**Assignment**.
Bring together copies of the lines in the data below that contain the word "chevron".

**Raw data**.
* * * * * * * * *

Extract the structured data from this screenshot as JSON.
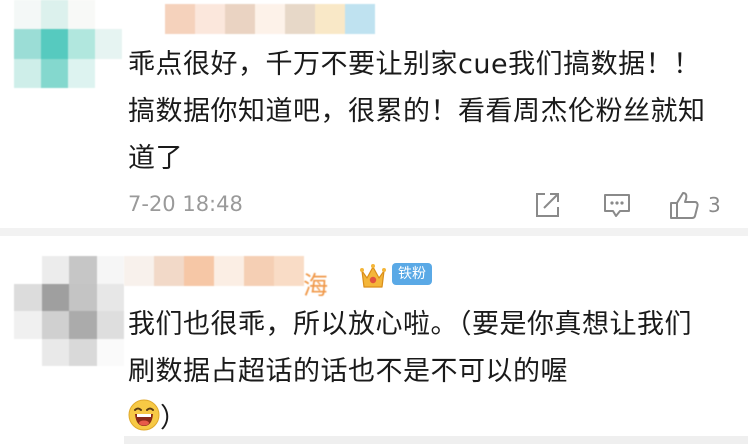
{
  "comment_1": {
    "text": "乖点很好，千万不要让别家cue我们搞数据！！搞数据你知道吧，很累的！看看周杰伦粉丝就知道了",
    "timestamp": "7-20 18:48",
    "like_count": "3",
    "icons": [
      "share-icon",
      "reply-icon",
      "like-icon"
    ]
  },
  "comment_2": {
    "name_visible": "海",
    "badge": "铁粉",
    "text": "我们也很乖，所以放心啦。（要是你真想让我们刷数据占超话的话也不是不可以的喔",
    "text_end": "）",
    "icons": [
      "crown-icon",
      "laugh-emoji-icon"
    ]
  },
  "colors": {
    "badge_bg": "#5aa9e6",
    "meta_gray": "#9a9a9a",
    "separator": "#f2f2f2"
  }
}
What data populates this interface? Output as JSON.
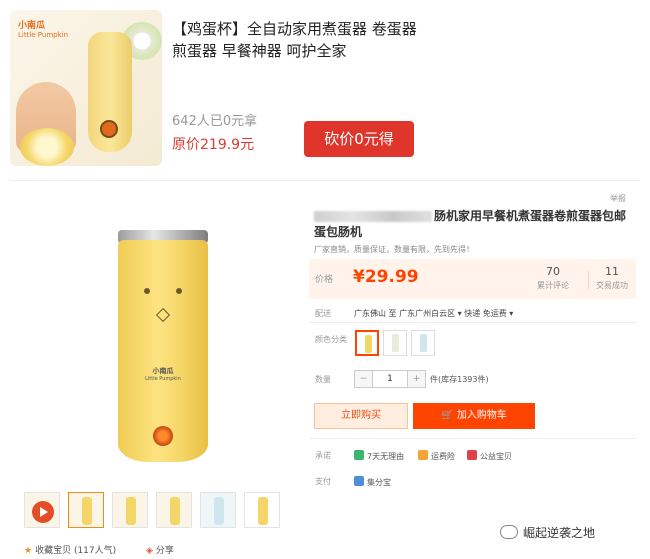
{
  "promo": {
    "title": "【鸡蛋杯】全自动家用煮蛋器 卷蛋器 煎蛋器 早餐神器 呵护全家",
    "count": "642人已0元拿",
    "original_price": "原价219.9元",
    "button": "砍价0元得",
    "logo": "小南瓜",
    "logo_sub": "Little Pumpkin"
  },
  "product": {
    "report": "举报",
    "title_visible": "肠机家用早餐机煮蛋器卷煎蛋器包邮蛋包肠机",
    "subtitle": "厂家直销，质量保证，数量有限，先到先得！",
    "price_label": "价格",
    "price": "¥29.99",
    "stats": [
      {
        "value": "70",
        "label": "累计评论"
      },
      {
        "value": "11",
        "label": "交易成功"
      }
    ],
    "shipping": {
      "label": "配送",
      "from": "广东佛山",
      "to_word": "至",
      "to": "广东广州白云区",
      "method": "快递 免运费"
    },
    "color": {
      "label": "颜色分类",
      "options": [
        "#f4d668",
        "#e8ecd8",
        "#cfe6ee"
      ]
    },
    "quantity": {
      "label": "数量",
      "value": "1",
      "minus": "−",
      "plus": "+",
      "stock": "件(库存1393件)"
    },
    "buy_now": "立即购买",
    "add_cart": "加入购物车",
    "promise": {
      "label": "承诺",
      "items": [
        "7天无理由",
        "运费险",
        "公益宝贝"
      ]
    },
    "pay": {
      "label": "支付",
      "item": "集分宝"
    },
    "brand": "小南瓜",
    "brand_sub": "Little Pumpkin"
  },
  "gallery": {
    "collect": "收藏宝贝 (117人气)",
    "share": "分享"
  },
  "watermark": "崛起逆袭之地",
  "colors": {
    "accent": "#ff4400",
    "promo_red": "#e0352b"
  }
}
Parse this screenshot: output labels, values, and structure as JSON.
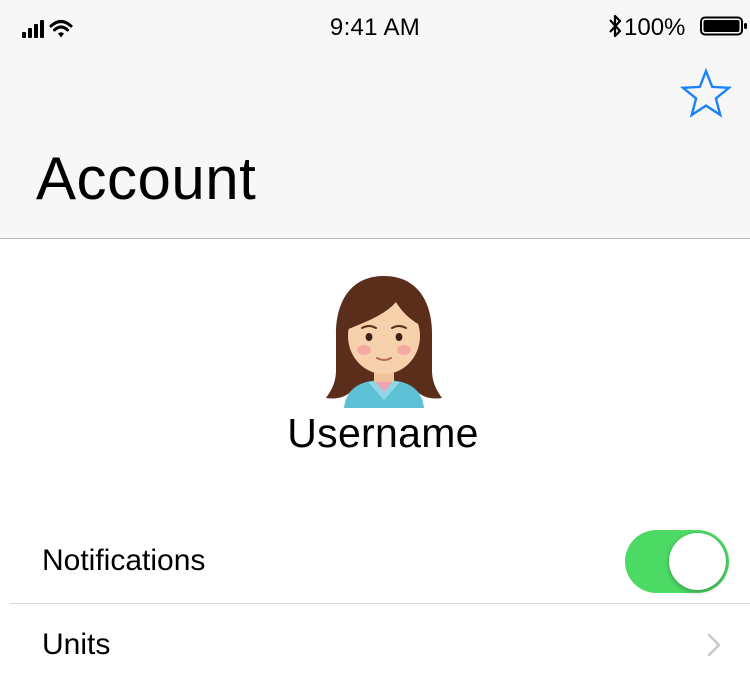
{
  "status_bar": {
    "time": "9:41 AM",
    "battery_percent": "100%",
    "battery_level": 1.0,
    "signal_icon": "cellular-signal-icon",
    "wifi_icon": "wifi-icon",
    "bluetooth_icon": "bluetooth-icon",
    "battery_icon": "battery-icon"
  },
  "nav": {
    "title": "Account",
    "favorite_icon": "star-outline-icon"
  },
  "profile": {
    "avatar_icon": "woman-emoji-avatar",
    "username": "Username"
  },
  "settings": {
    "notifications": {
      "label": "Notifications",
      "enabled": true
    },
    "units": {
      "label": "Units",
      "accessory_icon": "chevron-right-icon"
    }
  },
  "colors": {
    "accent": "#1a82fb",
    "toggle_on": "#4cd964",
    "nav_background": "#f7f7f7",
    "chevron": "#c7c7cc"
  }
}
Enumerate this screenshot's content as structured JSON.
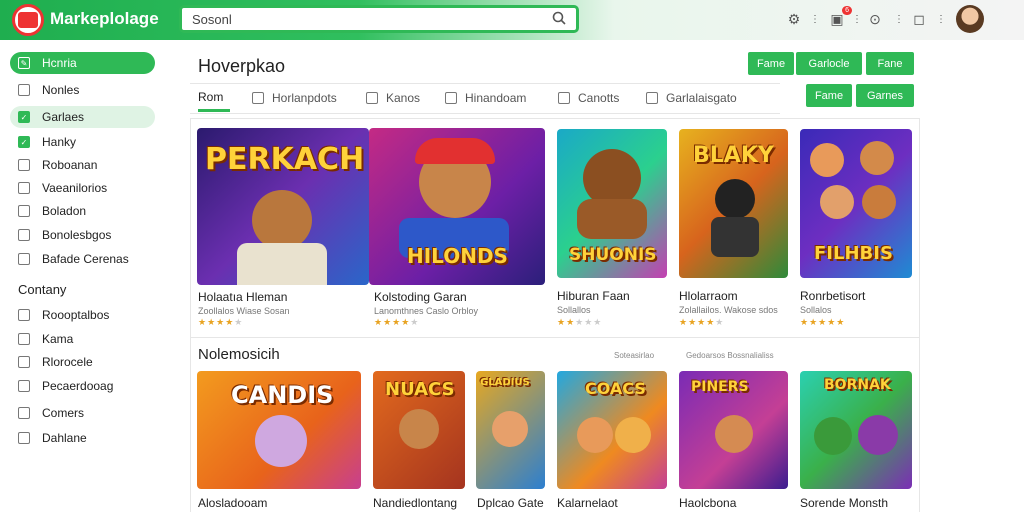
{
  "header": {
    "brand": "Markeplolage",
    "search_value": "Sosonl",
    "notif_count": "6"
  },
  "sidebar": {
    "items": [
      {
        "label": "Hcnria",
        "icon": "pencil-icon"
      },
      {
        "label": "Nonles",
        "icon": "square-icon"
      },
      {
        "label": "Garlaes",
        "icon": "check-icon"
      },
      {
        "label": "Hanky",
        "icon": "check-icon"
      },
      {
        "label": "Roboanan",
        "icon": "square-icon"
      },
      {
        "label": "Vaeanilorios",
        "icon": "square-icon"
      },
      {
        "label": "Boladon",
        "icon": "square-icon"
      },
      {
        "label": "Bonolesbgos",
        "icon": "square-icon"
      },
      {
        "label": "Bafade Cerenas",
        "icon": "square-icon"
      }
    ],
    "section_title": "Contany",
    "items2": [
      {
        "label": "Roooptalbos",
        "icon": "square-icon"
      },
      {
        "label": "Kama",
        "icon": "square-icon"
      },
      {
        "label": "Rlorocele",
        "icon": "square-icon"
      },
      {
        "label": "Pecaerdooag",
        "icon": "square-icon"
      },
      {
        "label": "Comers",
        "icon": "square-icon"
      },
      {
        "label": "Dahlane",
        "icon": "square-icon"
      }
    ]
  },
  "main": {
    "title": "Hoverpkao",
    "top_buttons": [
      "Fame",
      "Garlocle",
      "Fane"
    ],
    "row_buttons": [
      "Fame",
      "Garnes"
    ],
    "tabs": [
      {
        "label": "Rom",
        "icon": ""
      },
      {
        "label": "Horlanpdots",
        "icon": "grid-icon"
      },
      {
        "label": "Kanos",
        "icon": "tag-icon"
      },
      {
        "label": "Hinandoam",
        "icon": "box-icon"
      },
      {
        "label": "Canotts",
        "icon": "link-icon"
      },
      {
        "label": "Garlalaisgato",
        "icon": "image-icon"
      }
    ],
    "featured": [
      {
        "art": "PERKACH",
        "title": "Holaatıa Hleman",
        "sub": "Zoollalos Wiase Sosan",
        "rating": 4
      },
      {
        "art": "HILONDS",
        "title": "Kolstoding Garan",
        "sub": "Lanomthnes Caslo Orbloy",
        "rating": 4
      },
      {
        "art": "SHUONIS",
        "title": "Hiburan Faan",
        "sub": "Sollallos",
        "rating": 2
      },
      {
        "art": "BLAKY",
        "title": "Hlolarraom",
        "sub": "Zolallailos. Wakose sdos",
        "rating": 4
      },
      {
        "art": "FILHBIS",
        "title": "Ronrbetisort",
        "sub": "Sollalos",
        "rating": 5
      }
    ],
    "section2_title": "Nolemosicih",
    "section2_links": [
      "Soteasirlao",
      "Gedoarsos Bossnalialiss"
    ],
    "row2": [
      {
        "art": "CANDIS",
        "title": "Alosladooam"
      },
      {
        "art": "NUACS",
        "title": "Nandiedlontang"
      },
      {
        "art": "GLADIUS",
        "title": "Dplcao Gate"
      },
      {
        "art": "COACS",
        "title": "Kalarnelaot"
      },
      {
        "art": "PINERS",
        "title": "Haolcbona"
      },
      {
        "art": "BORNAK",
        "title": "Sorende Monsth"
      }
    ]
  },
  "colors": {
    "accent": "#2fb956",
    "header_dark": "#1fae4f"
  }
}
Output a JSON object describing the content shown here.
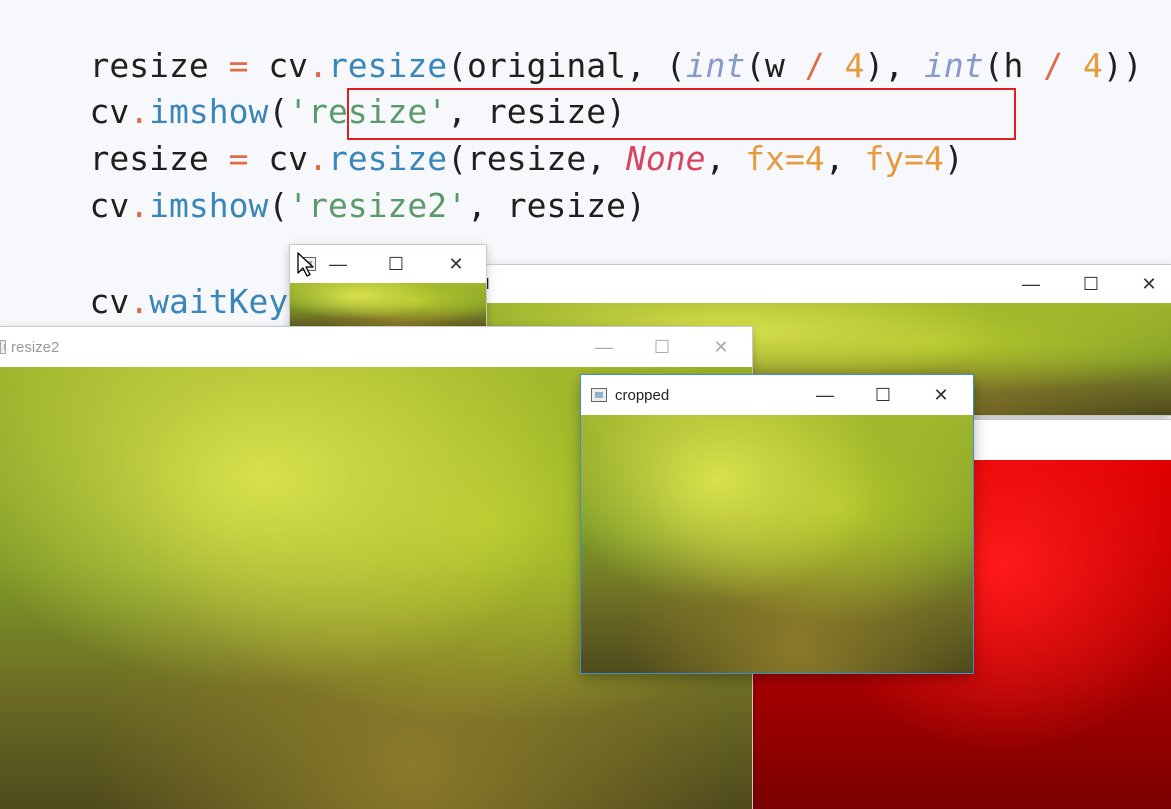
{
  "code": {
    "line1": [
      "resize",
      " = ",
      "cv",
      ".",
      "resize",
      "(original, (",
      "int",
      "(w ",
      "/",
      " ",
      "4",
      "), ",
      "int",
      "(h ",
      "/",
      " ",
      "4",
      "))"
    ],
    "line2": [
      "cv",
      ".",
      "imshow",
      "(",
      "'resize'",
      ", resize)"
    ],
    "line3": [
      "resize",
      " = ",
      "cv",
      ".",
      "resize",
      "(resize, ",
      "None",
      ", ",
      "fx=4",
      ", ",
      "fy=4",
      ")"
    ],
    "line4": [
      "cv",
      ".",
      "imshow",
      "(",
      "'resize2'",
      ", resize)"
    ],
    "line5": [
      "cv",
      ".",
      "waitKey",
      "()"
    ]
  },
  "windows": {
    "small": {
      "title": ""
    },
    "original": {
      "title": "l"
    },
    "resize2": {
      "title": "resize2"
    },
    "cropped": {
      "title": "cropped"
    },
    "red": {
      "title": ""
    }
  },
  "controls": {
    "minimize": "—",
    "maximize": "☐",
    "close": "✕"
  },
  "colors": {
    "highlight": "#e02020",
    "func": "#3a86b8",
    "string": "#5b9a6a",
    "number": "#e69b3e",
    "none": "#d9455f"
  },
  "icons": {
    "app": "opencv-window-icon",
    "cursor": "mouse-pointer-icon"
  }
}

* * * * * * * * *

**Response box**.
      "accessory_icon": "chevron-right-icon"
    "chevron": "#c7c7cc"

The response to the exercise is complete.